→ **Task requirements**
Search the listing below for the word "永久车位" and return each line that contains it.

→ **Material shown**
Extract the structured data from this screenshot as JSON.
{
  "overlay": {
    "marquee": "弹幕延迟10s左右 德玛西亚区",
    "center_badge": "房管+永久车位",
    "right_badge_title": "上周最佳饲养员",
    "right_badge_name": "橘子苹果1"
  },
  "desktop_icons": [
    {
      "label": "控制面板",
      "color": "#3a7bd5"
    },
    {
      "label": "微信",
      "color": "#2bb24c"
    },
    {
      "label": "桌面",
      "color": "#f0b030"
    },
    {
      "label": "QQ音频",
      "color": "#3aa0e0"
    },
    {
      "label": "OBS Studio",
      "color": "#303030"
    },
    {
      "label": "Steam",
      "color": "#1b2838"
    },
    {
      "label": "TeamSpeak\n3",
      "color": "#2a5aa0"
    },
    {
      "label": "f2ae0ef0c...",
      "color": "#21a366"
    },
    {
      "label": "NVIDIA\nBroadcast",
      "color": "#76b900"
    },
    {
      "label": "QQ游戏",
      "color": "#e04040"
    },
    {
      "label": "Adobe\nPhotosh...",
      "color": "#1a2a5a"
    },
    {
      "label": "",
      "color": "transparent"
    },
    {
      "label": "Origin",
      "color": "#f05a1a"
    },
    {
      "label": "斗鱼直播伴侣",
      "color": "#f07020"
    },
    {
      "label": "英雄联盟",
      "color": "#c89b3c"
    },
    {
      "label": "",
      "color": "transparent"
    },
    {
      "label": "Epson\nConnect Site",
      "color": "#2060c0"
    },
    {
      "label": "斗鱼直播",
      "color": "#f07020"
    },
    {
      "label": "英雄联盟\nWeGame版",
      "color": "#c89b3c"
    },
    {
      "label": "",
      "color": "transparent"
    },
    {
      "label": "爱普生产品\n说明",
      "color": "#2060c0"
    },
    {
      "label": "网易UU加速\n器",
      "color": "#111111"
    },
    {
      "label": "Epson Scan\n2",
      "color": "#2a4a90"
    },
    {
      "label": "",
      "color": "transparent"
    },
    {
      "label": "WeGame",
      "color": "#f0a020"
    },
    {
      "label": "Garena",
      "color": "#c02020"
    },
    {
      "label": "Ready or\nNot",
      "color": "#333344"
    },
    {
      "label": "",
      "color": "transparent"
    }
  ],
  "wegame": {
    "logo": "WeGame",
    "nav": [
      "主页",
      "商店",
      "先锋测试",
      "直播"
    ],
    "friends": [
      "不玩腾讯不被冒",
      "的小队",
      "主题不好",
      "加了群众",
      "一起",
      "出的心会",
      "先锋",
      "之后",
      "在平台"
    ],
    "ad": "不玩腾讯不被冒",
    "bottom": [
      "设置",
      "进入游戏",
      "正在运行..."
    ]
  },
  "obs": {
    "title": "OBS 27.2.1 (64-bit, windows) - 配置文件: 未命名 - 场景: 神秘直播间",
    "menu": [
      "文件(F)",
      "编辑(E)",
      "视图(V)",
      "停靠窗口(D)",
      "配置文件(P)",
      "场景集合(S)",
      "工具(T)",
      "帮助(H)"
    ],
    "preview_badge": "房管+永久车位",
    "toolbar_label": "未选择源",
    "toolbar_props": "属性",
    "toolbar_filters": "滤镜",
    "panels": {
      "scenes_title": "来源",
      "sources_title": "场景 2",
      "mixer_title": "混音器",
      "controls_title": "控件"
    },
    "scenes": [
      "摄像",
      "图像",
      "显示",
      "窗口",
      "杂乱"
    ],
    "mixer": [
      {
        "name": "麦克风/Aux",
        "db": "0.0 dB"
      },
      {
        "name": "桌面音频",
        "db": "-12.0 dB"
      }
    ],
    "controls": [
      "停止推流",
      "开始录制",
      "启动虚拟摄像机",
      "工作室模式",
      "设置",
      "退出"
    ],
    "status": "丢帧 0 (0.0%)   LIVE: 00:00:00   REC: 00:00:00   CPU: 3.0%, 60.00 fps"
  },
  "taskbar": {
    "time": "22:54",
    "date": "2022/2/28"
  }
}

→ **Answer to this task**
    "center_badge": "房管+永久车位",
    "preview_badge": "房管+永久车位",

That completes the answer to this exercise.